We examine how the social structure of existing organizations influences the entrepreneurial process and suggest that resources accrue to entrepreneurs based on the structural position of their prior employers. We argue that information advantages allow individuals from entrepreneurially prominent prior firms to identify new opportunities. Entrepreneurial(More)
Nearly all industries exhibit geographic concentration. Most theories of the location of industry explain the persistence of these production centers as the result of economic efficiency. This article argues instead that heterogeneity in entrepreneurial opportunities, rather than differential performance, maintains geographic concentration. Entrepreneurs(More)
We provide a framework for reconciling two seemingly incompatible claims regarding identity in social and economic arenas: (a) that complex, multivalent identities are advantageous because they afford greater flexibility; and (b) that simple, generic identities are advantageous because they facilitate interpretation by key audiences. Following Faulkner(More)
Conventional wisdom suggests that when institutional logics overlap, the production of hybrids signifies collapse, blending, or easy coexistence. The author provides an alternative interpretation: hybrids can maintain a distinctive boundary and can emerge from contestation, not coexistence. This alternative interpretation is grounded in an analysis of a(More)

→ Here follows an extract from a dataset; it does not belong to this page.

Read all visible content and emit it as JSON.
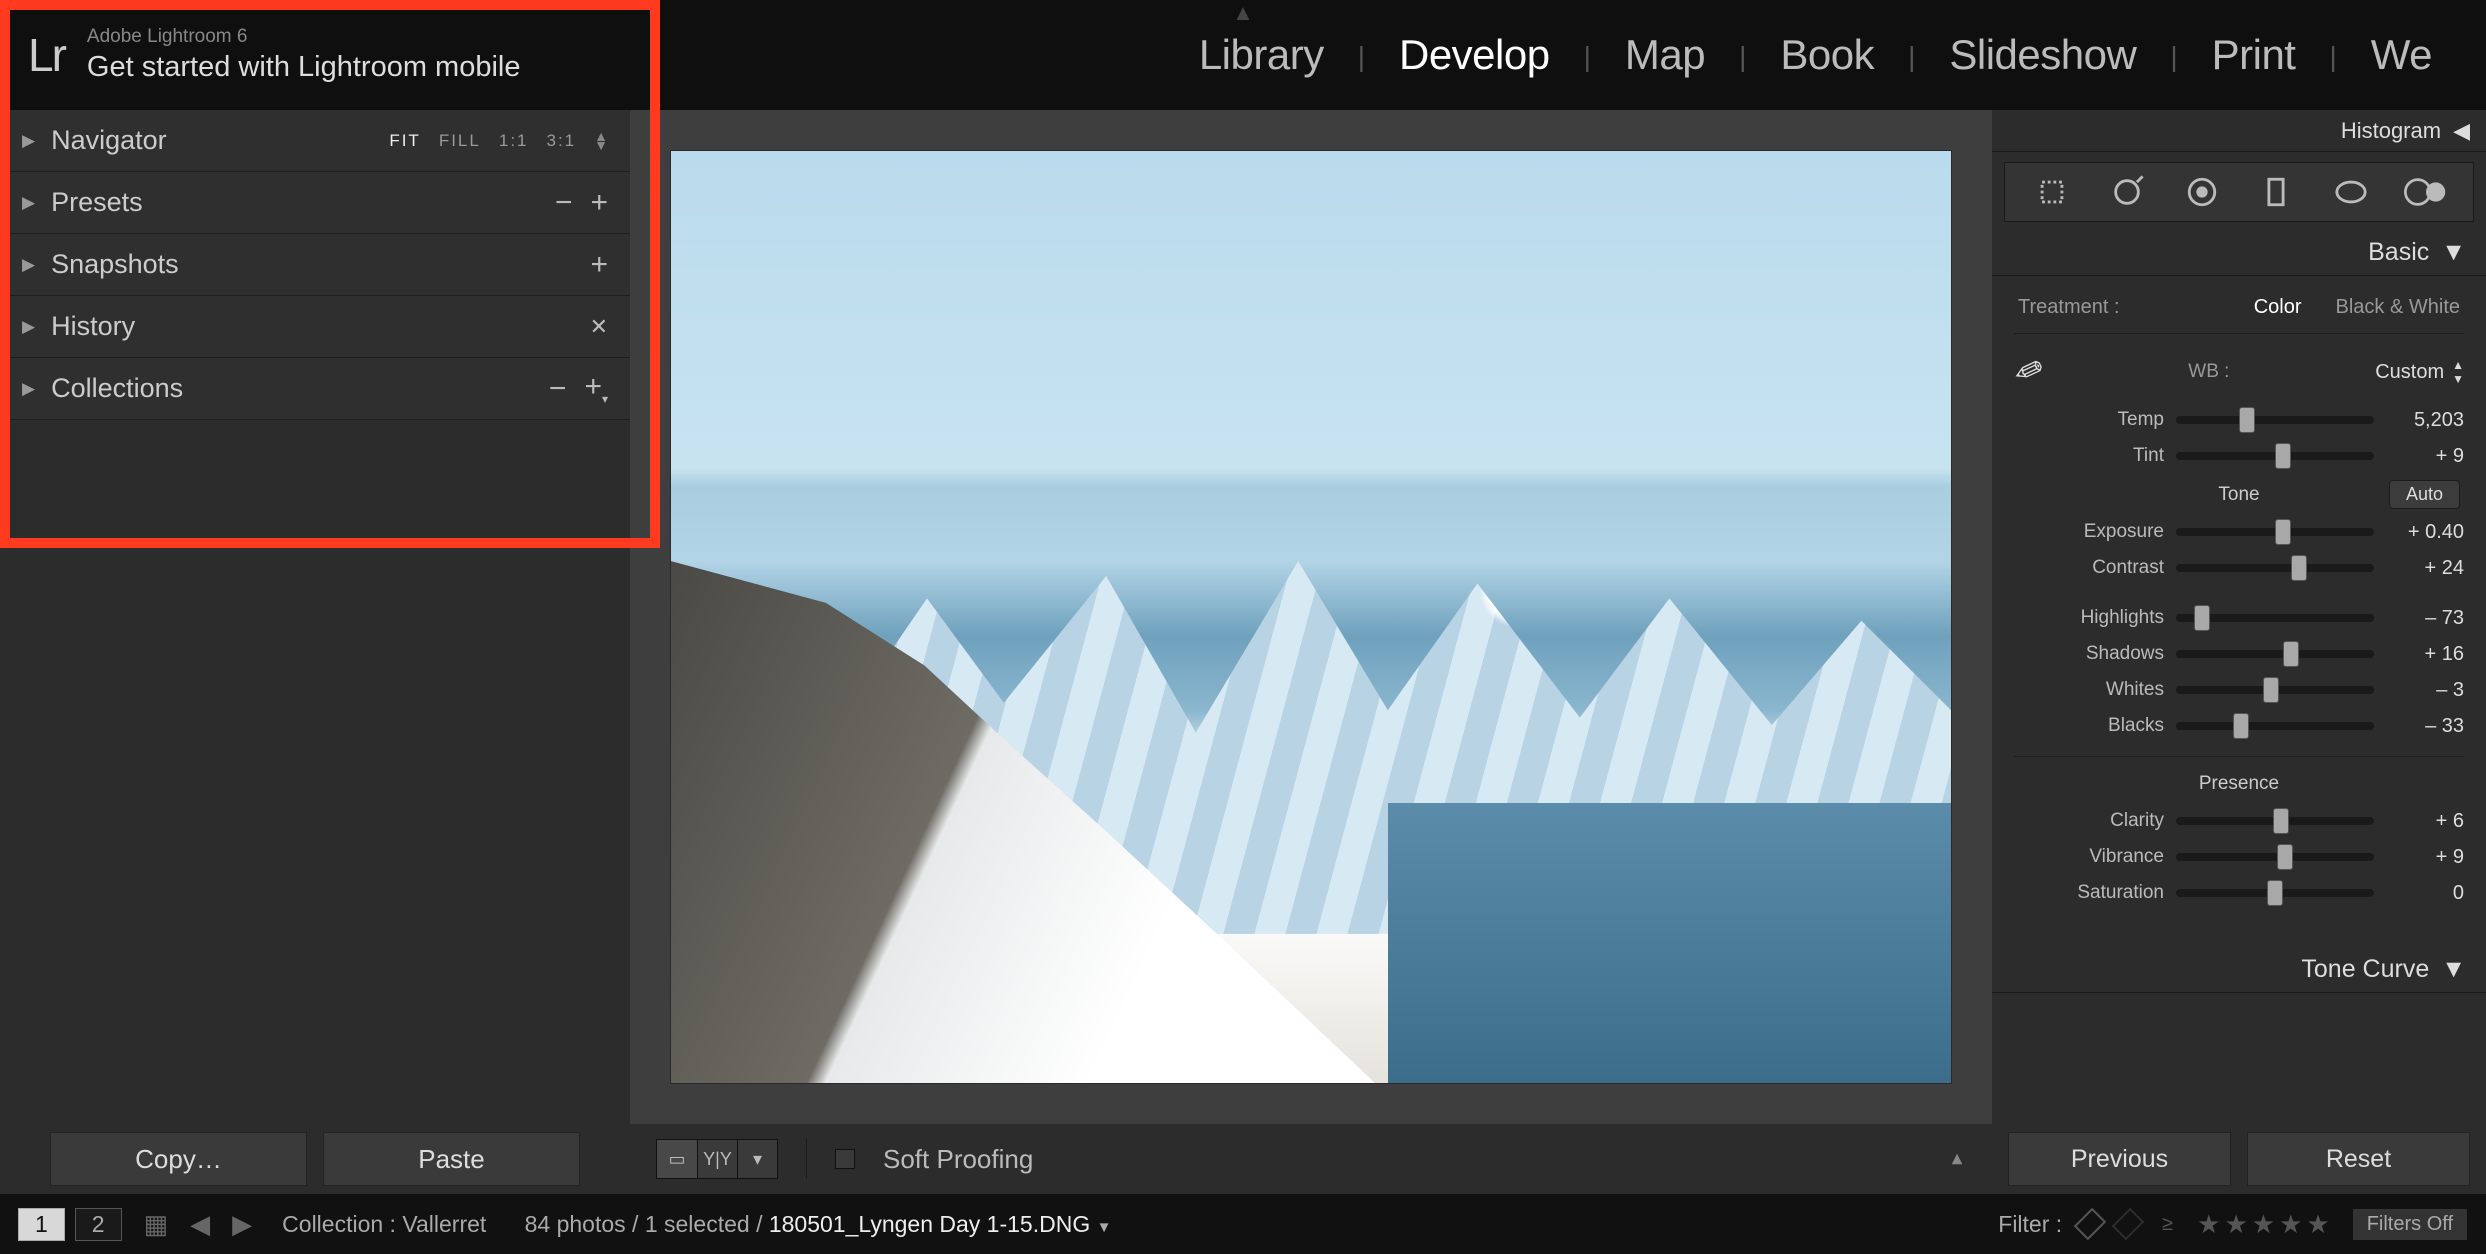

This article examines the effects of crowding in a market center on rates of change in organizational niche width and on organizational mortality. It proposes that, although firms with wide niches benefit from risk spreading and economies of scale, they are simultaneously exposed to intense competition. An analysis of organizational dynamics in automobile(More)
W examine whether the likelihood of entrepreneurial activity is related to the prior career experiences of an individual’s coworkers, using a unique matched employer–employee panel data set. We argue that coworkers can increase the likelihood that an individual will perceive entrepreneurial opportunities as well as increase his or her motivation to pursue(More)